## Dataset records
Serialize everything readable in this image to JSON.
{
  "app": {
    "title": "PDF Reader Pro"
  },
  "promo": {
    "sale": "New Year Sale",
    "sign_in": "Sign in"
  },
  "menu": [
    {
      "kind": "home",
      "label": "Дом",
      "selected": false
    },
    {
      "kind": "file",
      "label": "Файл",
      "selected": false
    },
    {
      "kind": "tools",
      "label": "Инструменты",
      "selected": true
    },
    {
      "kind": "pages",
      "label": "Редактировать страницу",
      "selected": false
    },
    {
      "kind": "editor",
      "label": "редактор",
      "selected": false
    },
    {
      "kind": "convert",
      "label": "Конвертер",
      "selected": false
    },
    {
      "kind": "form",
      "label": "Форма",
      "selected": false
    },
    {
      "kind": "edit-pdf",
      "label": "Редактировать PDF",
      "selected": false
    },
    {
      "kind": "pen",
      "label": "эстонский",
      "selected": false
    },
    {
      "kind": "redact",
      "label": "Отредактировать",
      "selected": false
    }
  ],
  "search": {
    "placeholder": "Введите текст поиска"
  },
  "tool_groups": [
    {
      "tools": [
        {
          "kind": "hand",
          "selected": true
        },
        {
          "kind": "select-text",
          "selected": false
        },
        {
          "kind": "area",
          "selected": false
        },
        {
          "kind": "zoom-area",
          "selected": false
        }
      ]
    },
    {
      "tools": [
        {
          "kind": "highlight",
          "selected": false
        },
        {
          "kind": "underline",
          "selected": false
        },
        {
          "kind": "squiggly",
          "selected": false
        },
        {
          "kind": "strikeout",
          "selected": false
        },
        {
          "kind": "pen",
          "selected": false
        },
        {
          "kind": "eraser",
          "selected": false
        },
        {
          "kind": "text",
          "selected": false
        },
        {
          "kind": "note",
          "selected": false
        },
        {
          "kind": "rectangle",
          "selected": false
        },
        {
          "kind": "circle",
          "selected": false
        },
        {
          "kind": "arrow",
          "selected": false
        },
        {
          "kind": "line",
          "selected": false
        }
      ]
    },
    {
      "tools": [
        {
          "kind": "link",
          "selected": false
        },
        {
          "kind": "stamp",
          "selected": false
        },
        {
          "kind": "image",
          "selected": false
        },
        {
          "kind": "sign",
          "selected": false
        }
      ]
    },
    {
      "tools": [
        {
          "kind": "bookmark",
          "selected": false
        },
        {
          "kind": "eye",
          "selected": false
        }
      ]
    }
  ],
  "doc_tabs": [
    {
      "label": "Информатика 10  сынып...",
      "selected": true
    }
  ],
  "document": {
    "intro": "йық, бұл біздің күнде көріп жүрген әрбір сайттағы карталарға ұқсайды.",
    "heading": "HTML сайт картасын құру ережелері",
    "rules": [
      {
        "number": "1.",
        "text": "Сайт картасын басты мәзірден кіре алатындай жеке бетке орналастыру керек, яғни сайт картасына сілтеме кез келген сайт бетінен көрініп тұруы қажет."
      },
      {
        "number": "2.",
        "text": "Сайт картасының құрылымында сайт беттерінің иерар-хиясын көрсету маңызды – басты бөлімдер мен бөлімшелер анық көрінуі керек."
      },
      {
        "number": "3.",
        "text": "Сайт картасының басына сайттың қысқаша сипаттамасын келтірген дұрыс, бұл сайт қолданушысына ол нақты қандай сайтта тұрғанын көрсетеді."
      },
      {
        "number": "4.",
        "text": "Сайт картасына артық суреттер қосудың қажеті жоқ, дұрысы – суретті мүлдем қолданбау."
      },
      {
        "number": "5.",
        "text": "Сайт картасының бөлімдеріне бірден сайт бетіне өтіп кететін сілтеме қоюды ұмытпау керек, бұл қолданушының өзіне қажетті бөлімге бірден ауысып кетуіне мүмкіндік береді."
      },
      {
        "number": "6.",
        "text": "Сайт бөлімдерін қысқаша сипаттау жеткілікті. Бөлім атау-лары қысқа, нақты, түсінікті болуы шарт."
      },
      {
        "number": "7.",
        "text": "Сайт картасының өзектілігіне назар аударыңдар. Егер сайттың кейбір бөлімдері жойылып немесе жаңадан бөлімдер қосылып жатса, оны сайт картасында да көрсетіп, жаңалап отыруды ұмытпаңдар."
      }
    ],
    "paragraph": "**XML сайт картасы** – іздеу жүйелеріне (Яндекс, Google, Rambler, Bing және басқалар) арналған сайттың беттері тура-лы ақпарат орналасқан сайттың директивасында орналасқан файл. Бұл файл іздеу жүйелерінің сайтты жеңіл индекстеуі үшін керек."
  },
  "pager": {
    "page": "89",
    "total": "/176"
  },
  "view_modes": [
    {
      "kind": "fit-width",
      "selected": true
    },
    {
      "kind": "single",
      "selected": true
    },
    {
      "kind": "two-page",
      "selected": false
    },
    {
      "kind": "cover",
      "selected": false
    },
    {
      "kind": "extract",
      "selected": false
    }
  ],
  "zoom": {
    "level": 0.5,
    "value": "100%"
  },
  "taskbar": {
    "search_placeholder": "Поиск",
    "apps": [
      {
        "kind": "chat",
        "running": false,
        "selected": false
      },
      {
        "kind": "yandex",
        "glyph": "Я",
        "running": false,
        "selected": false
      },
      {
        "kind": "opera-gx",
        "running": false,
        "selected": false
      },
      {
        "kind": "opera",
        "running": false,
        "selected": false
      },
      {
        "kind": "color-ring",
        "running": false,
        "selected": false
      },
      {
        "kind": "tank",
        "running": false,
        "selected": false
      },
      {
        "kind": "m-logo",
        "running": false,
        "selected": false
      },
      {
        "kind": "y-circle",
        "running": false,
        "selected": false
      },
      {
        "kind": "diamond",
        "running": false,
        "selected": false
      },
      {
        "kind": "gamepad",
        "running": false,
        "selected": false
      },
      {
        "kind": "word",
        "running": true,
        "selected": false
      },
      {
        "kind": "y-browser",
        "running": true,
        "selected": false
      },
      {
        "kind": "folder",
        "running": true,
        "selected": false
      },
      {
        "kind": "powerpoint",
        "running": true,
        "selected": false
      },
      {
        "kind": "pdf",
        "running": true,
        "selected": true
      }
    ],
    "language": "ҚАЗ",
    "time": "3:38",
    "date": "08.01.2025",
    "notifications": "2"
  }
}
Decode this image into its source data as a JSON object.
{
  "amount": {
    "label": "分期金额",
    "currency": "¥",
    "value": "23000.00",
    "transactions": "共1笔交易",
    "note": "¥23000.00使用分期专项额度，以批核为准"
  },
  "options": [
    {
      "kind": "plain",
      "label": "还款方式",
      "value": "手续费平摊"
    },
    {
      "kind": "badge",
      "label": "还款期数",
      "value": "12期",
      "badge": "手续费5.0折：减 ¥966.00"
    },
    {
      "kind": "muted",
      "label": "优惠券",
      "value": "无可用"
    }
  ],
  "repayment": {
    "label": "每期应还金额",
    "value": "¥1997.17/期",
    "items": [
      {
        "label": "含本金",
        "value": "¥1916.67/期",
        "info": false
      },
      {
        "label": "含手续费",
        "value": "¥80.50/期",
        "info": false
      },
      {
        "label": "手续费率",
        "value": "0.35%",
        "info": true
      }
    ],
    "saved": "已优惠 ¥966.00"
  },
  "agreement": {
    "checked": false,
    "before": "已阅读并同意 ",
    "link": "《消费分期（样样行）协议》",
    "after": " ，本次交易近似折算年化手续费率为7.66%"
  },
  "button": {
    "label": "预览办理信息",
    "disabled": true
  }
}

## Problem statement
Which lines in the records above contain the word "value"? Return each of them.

## Task solution
    "value": "100%"
    "value": "23000.00",
      "value": "手续费平摊"
      "value": "12期",
      "value": "无可用"
    "value": "¥1997.17/期",
        "value": "¥1916.67/期",
        "value": "¥80.50/期",
        "value": "0.35%",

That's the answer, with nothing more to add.